● Provided records
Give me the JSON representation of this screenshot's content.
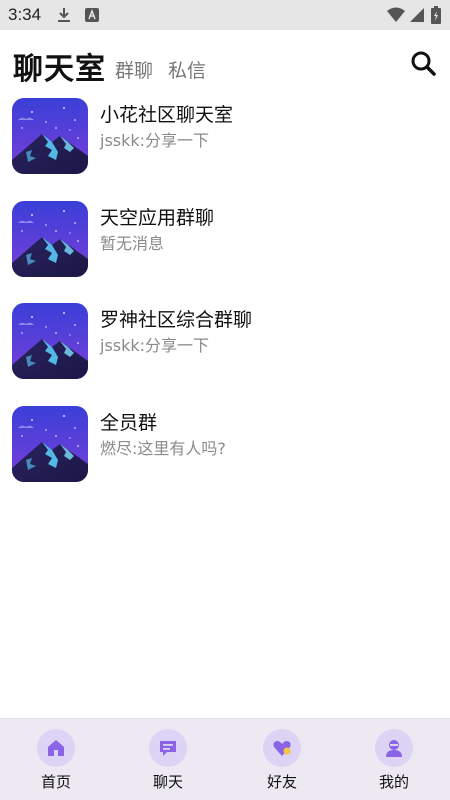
{
  "status_bar": {
    "time": "3:34"
  },
  "header": {
    "title": "聊天室",
    "tabs": [
      {
        "label": "群聊"
      },
      {
        "label": "私信"
      }
    ]
  },
  "chats": [
    {
      "name": "小花社区聊天室",
      "preview": "jsskk:分享一下"
    },
    {
      "name": "天空应用群聊",
      "preview": "暂无消息"
    },
    {
      "name": "罗神社区综合群聊",
      "preview": "jsskk:分享一下"
    },
    {
      "name": "全员群",
      "preview": "燃尽:这里有人吗?"
    }
  ],
  "bottom_nav": {
    "items": [
      {
        "label": "首页",
        "icon": "home-icon"
      },
      {
        "label": "聊天",
        "icon": "chat-icon"
      },
      {
        "label": "好友",
        "icon": "heart-icon"
      },
      {
        "label": "我的",
        "icon": "user-icon"
      }
    ]
  },
  "colors": {
    "accent": "#8a63e6",
    "nav_bg": "#ece9f2",
    "icon_bg": "#dcd3f5"
  }
}
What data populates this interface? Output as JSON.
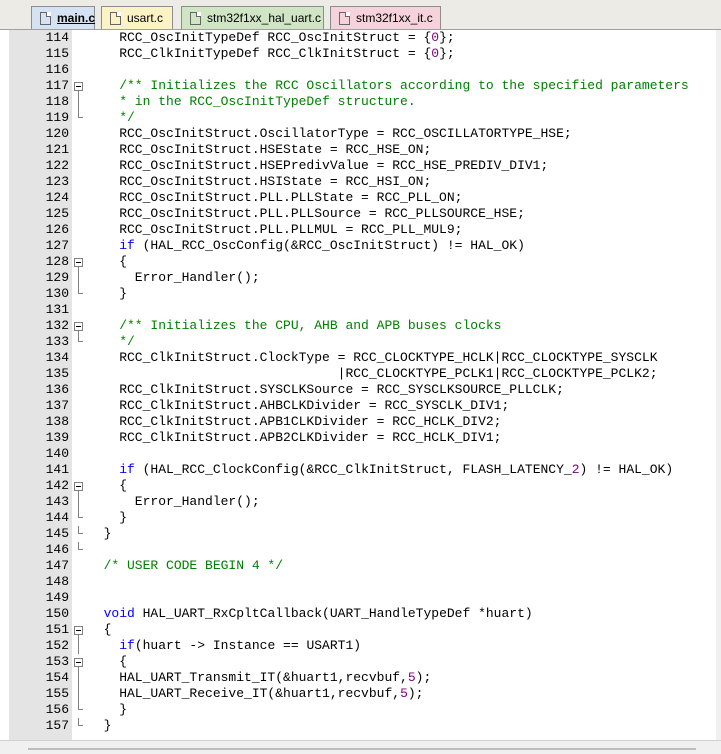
{
  "tabs": [
    {
      "label": "main.c",
      "bg": "#d5e2f3",
      "active": true
    },
    {
      "label": "usart.c",
      "bg": "#fbf3c3",
      "active": false
    },
    {
      "label": "stm32f1xx_hal_uart.c",
      "bg": "#cfe5c4",
      "active": false
    },
    {
      "label": "stm32f1xx_it.c",
      "bg": "#f6d3dc",
      "active": false
    }
  ],
  "colors": {
    "keyword": "#0000ff",
    "comment": "#008000",
    "number": "#800080",
    "gutter": "#e4e4e4"
  },
  "lines": [
    {
      "n": "114",
      "code": [
        [
          "    RCC_OscInitTypeDef RCC_OscInitStruct = {",
          ""
        ],
        [
          "0",
          "num"
        ],
        [
          "};",
          ""
        ]
      ]
    },
    {
      "n": "115",
      "code": [
        [
          "    RCC_ClkInitTypeDef RCC_ClkInitStruct = {",
          ""
        ],
        [
          "0",
          "num"
        ],
        [
          "};",
          ""
        ]
      ]
    },
    {
      "n": "116",
      "code": []
    },
    {
      "n": "117",
      "fold": "box",
      "code": [
        [
          "    /** Initializes the RCC Oscillators according to the specified parameters",
          "cm"
        ]
      ]
    },
    {
      "n": "118",
      "fold": "line",
      "code": [
        [
          "    * in the RCC_OscInitTypeDef structure.",
          "cm"
        ]
      ]
    },
    {
      "n": "119",
      "fold": "end",
      "code": [
        [
          "    */",
          "cm"
        ]
      ]
    },
    {
      "n": "120",
      "code": [
        [
          "    RCC_OscInitStruct.OscillatorType = RCC_OSCILLATORTYPE_HSE;",
          ""
        ]
      ]
    },
    {
      "n": "121",
      "code": [
        [
          "    RCC_OscInitStruct.HSEState = RCC_HSE_ON;",
          ""
        ]
      ]
    },
    {
      "n": "122",
      "code": [
        [
          "    RCC_OscInitStruct.HSEPredivValue = RCC_HSE_PREDIV_DIV1;",
          ""
        ]
      ]
    },
    {
      "n": "123",
      "code": [
        [
          "    RCC_OscInitStruct.HSIState = RCC_HSI_ON;",
          ""
        ]
      ]
    },
    {
      "n": "124",
      "code": [
        [
          "    RCC_OscInitStruct.PLL.PLLState = RCC_PLL_ON;",
          ""
        ]
      ]
    },
    {
      "n": "125",
      "code": [
        [
          "    RCC_OscInitStruct.PLL.PLLSource = RCC_PLLSOURCE_HSE;",
          ""
        ]
      ]
    },
    {
      "n": "126",
      "code": [
        [
          "    RCC_OscInitStruct.PLL.PLLMUL = RCC_PLL_MUL9;",
          ""
        ]
      ]
    },
    {
      "n": "127",
      "code": [
        [
          "    ",
          ""
        ],
        [
          "if",
          "kw"
        ],
        [
          " (HAL_RCC_OscConfig(&RCC_OscInitStruct) != HAL_OK)",
          ""
        ]
      ]
    },
    {
      "n": "128",
      "fold": "box",
      "code": [
        [
          "    {",
          ""
        ]
      ]
    },
    {
      "n": "129",
      "fold": "line",
      "code": [
        [
          "      Error_Handler();",
          ""
        ]
      ]
    },
    {
      "n": "130",
      "fold": "end",
      "code": [
        [
          "    }",
          ""
        ]
      ]
    },
    {
      "n": "131",
      "code": []
    },
    {
      "n": "132",
      "fold": "box",
      "code": [
        [
          "    /** Initializes the CPU, AHB and APB buses clocks",
          "cm"
        ]
      ]
    },
    {
      "n": "133",
      "fold": "end",
      "code": [
        [
          "    */",
          "cm"
        ]
      ]
    },
    {
      "n": "134",
      "code": [
        [
          "    RCC_ClkInitStruct.ClockType = RCC_CLOCKTYPE_HCLK|RCC_CLOCKTYPE_SYSCLK",
          ""
        ]
      ]
    },
    {
      "n": "135",
      "code": [
        [
          "                                |RCC_CLOCKTYPE_PCLK1|RCC_CLOCKTYPE_PCLK2;",
          ""
        ]
      ]
    },
    {
      "n": "136",
      "code": [
        [
          "    RCC_ClkInitStruct.SYSCLKSource = RCC_SYSCLKSOURCE_PLLCLK;",
          ""
        ]
      ]
    },
    {
      "n": "137",
      "code": [
        [
          "    RCC_ClkInitStruct.AHBCLKDivider = RCC_SYSCLK_DIV1;",
          ""
        ]
      ]
    },
    {
      "n": "138",
      "code": [
        [
          "    RCC_ClkInitStruct.APB1CLKDivider = RCC_HCLK_DIV2;",
          ""
        ]
      ]
    },
    {
      "n": "139",
      "code": [
        [
          "    RCC_ClkInitStruct.APB2CLKDivider = RCC_HCLK_DIV1;",
          ""
        ]
      ]
    },
    {
      "n": "140",
      "code": []
    },
    {
      "n": "141",
      "code": [
        [
          "    ",
          ""
        ],
        [
          "if",
          "kw"
        ],
        [
          " (HAL_RCC_ClockConfig(&RCC_ClkInitStruct, FLASH_LATENCY_",
          ""
        ],
        [
          "2",
          "num"
        ],
        [
          ") != HAL_OK)",
          ""
        ]
      ]
    },
    {
      "n": "142",
      "fold": "box",
      "code": [
        [
          "    {",
          ""
        ]
      ]
    },
    {
      "n": "143",
      "fold": "line",
      "code": [
        [
          "      Error_Handler();",
          ""
        ]
      ]
    },
    {
      "n": "144",
      "fold": "end",
      "code": [
        [
          "    }",
          ""
        ]
      ]
    },
    {
      "n": "145",
      "fold": "end",
      "code": [
        [
          "  }",
          ""
        ]
      ]
    },
    {
      "n": "146",
      "fold": "end",
      "code": []
    },
    {
      "n": "147",
      "code": [
        [
          "  /* USER CODE BEGIN 4 */",
          "cm"
        ]
      ]
    },
    {
      "n": "148",
      "code": []
    },
    {
      "n": "149",
      "code": []
    },
    {
      "n": "150",
      "code": [
        [
          "  ",
          ""
        ],
        [
          "void",
          "kw"
        ],
        [
          " HAL_UART_RxCpltCallback(UART_HandleTypeDef *huart)",
          ""
        ]
      ]
    },
    {
      "n": "151",
      "fold": "box",
      "code": [
        [
          "  {",
          ""
        ]
      ]
    },
    {
      "n": "152",
      "fold": "line",
      "code": [
        [
          "    ",
          ""
        ],
        [
          "if",
          "kw"
        ],
        [
          "(huart -> Instance == USART1)",
          ""
        ]
      ]
    },
    {
      "n": "153",
      "fold": "box",
      "code": [
        [
          "    {",
          ""
        ]
      ]
    },
    {
      "n": "154",
      "fold": "line",
      "code": [
        [
          "    HAL_UART_Transmit_IT(&huart1,recvbuf,",
          ""
        ],
        [
          "5",
          "num"
        ],
        [
          ");",
          ""
        ]
      ]
    },
    {
      "n": "155",
      "fold": "line",
      "code": [
        [
          "    HAL_UART_Receive_IT(&huart1,recvbuf,",
          ""
        ],
        [
          "5",
          "num"
        ],
        [
          ");",
          ""
        ]
      ]
    },
    {
      "n": "156",
      "fold": "end",
      "code": [
        [
          "    }",
          ""
        ]
      ]
    },
    {
      "n": "157",
      "fold": "end",
      "code": [
        [
          "  }",
          ""
        ]
      ]
    }
  ]
}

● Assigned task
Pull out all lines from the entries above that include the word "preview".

● Result
      "preview": "jsskk:分享一下"
      "preview": "暂无消息"
      "preview": "jsskk:分享一下"
      "preview": "燃尽:这里有人吗?"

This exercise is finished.